Although it may seem surprising, simply increasing the size of an already successful team is not guaranteed to increase that team’s success—and it may even put that team’s chances of future success in jeopardy.
A team is a complex system and increasing its size increases that complexity even further. As a result, it can become more difficult for the team to continue to function in a high-performing state.
One of the most common areas where this becomes evident is in the increase of relationships and corresponding interpersonal communication pathways that are present on the team. Adding one additional team member doesn’t merely add one additional communication pathway—it adds one additional communication pathway between that team member and every other individual on the team. This increase in communication pathways can significantly increase the complexity of that team’s interactions, especially when that team is following an agile practice that emphasizes face-to-face communication.
However, an increase in the complexity of team dynamics isn’t the only challenge faced by teams who have suddenly increased in size. Another surprising challenge is the ability to keep your new larger team busy.
If asked, most organizations will say that they have more work than they’ll ever be able to finish. In fact, this is often the impetus for increasing a team’s size in the first place. However, what many organizations take for granted is how much of that outstanding work is actually ready to be worked on.
Much of an organization’s outstanding work is vaguely defined or only partially conceived. While this can be perfectly acceptable for work far down a team’s backlog, when a team suddenly finds itself with a sharp increase in capacity, this vaguely defined work quickly makes its way to the top. When this happens, the team suddenly finds themselves tasked with work that seems to generate more questions than answers. As a result, the team cannot process this work as quickly as they expected and their new velocity fails to meet the expectations that the organization had for the larger team.
To complicate matters even further, some of this work may be dated and no longer relevant to the product’s vision or may simply be of low value to the product’s stakeholders. Often a product manager will justify investing in this low-value work as a way of keeping a team busy while higher value work is found. However, this assumption ignores the ongoing maintenance costs the team will incur to support this new work as well as any potential increases in technical debt that were necessary to deliver that work. When the total costs to create and support this low-value work are considered over the long term, we often find that it’s more cost effective to simply keep the team idle until truly high value work can be identified.
So, with the all of the challenges that can face larger teams, you may be wondering if simply creating additional smaller teams might be the right choice for your organization. In fact, many organizations find that this can be a very successful approach. Luckily, there are a few specific steps you can take to keep your small teams effective.

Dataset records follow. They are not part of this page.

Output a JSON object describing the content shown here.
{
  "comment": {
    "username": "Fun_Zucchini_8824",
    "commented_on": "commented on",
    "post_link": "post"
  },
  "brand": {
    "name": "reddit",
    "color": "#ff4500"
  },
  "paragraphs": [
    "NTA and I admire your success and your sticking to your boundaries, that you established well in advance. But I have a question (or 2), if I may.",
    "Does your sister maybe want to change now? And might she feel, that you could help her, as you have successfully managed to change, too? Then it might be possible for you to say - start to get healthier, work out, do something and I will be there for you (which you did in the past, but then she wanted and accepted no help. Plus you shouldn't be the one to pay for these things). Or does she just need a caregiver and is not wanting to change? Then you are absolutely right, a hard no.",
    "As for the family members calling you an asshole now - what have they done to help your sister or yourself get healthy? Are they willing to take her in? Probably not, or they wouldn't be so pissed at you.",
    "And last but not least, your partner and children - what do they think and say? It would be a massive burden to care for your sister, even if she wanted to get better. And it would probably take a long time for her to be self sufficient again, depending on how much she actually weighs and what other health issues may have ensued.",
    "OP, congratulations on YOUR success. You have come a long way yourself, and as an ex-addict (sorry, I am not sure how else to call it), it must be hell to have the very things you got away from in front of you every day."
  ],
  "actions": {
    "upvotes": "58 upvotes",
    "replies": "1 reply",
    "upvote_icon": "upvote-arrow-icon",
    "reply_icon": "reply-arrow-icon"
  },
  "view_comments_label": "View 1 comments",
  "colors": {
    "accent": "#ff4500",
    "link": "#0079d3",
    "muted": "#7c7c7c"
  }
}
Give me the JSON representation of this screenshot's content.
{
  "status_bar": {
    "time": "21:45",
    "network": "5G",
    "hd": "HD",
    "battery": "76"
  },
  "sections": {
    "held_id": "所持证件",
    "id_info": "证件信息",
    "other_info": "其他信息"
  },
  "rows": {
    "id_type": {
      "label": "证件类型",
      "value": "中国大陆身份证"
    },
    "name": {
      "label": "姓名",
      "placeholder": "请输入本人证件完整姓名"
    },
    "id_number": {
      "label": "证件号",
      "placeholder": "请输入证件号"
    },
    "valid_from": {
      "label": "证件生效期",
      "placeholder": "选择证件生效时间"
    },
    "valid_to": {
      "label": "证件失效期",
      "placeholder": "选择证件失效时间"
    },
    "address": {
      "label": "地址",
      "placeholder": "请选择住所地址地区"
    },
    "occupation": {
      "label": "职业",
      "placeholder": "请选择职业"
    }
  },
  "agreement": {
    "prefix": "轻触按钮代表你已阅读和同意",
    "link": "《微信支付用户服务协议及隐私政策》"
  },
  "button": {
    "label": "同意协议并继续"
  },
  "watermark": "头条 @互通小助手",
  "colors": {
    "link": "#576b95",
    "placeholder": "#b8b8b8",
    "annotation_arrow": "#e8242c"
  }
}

The first step is to keep your small teams…well, small. But how small? The Scrum Guide recommends that development teams stay between three and nine individuals. But even the upper end of that range that may be a bit too large for some tastes. Those of us who shudder at the thought of a nine-person team will be happy to know that studies from such management thought leaders as the Harvard Business School or the Wharton School of the University of Pennsylvania have placed the ideal size of a knowledge worker team at five. This means that if you are looking for the ideal size for your teams, around five members per team would be a great place to start.
But size isn’t the only consideration for building an effective team. You must also consider the mix of skills that will be present on that team. Successful small teams are structured in such a way that they are cross-functional and have the right mix of skills necessary to deliver an increment of product with minimal dependencies on other teams. For example, if your team’s delivery flow includes designing a compelling UX for your product, writing the code to realize that UX, and then validating that the entire experience works as expected, then your team should have UX designers, engineers, and testers all committed as part of the team. This will allow the entire increment to be created and delivered without the need of enlisting the help of external teams. This not only increases the team’s sense of ownership over the work they are delivering, but it also allows each individual team to operate more independently within the organization.
Finding the right size for your team can be a daunting task. Many factors can come into play, including the amount of work that’s defined and ready for your team to tackle, the mix of skills available on your team, and the steps your team must take to ship your product. But by keeping each of these challenges in mind while you structure your teams, and erring on the side of smaller teams, you’ll be sure to find the perfect size for your team.
Jeremy Jarrell is an agile coach who helps teams get better at doing what they love. When he’s not mentoring Scrum Masters or Product Owners, Jeremy loves to write on all things agile. You can read more of his thoughts at www.jeremyjarrell.com, see his videos at Pluralsight, or follow him on Twitter @jeremyjarrell.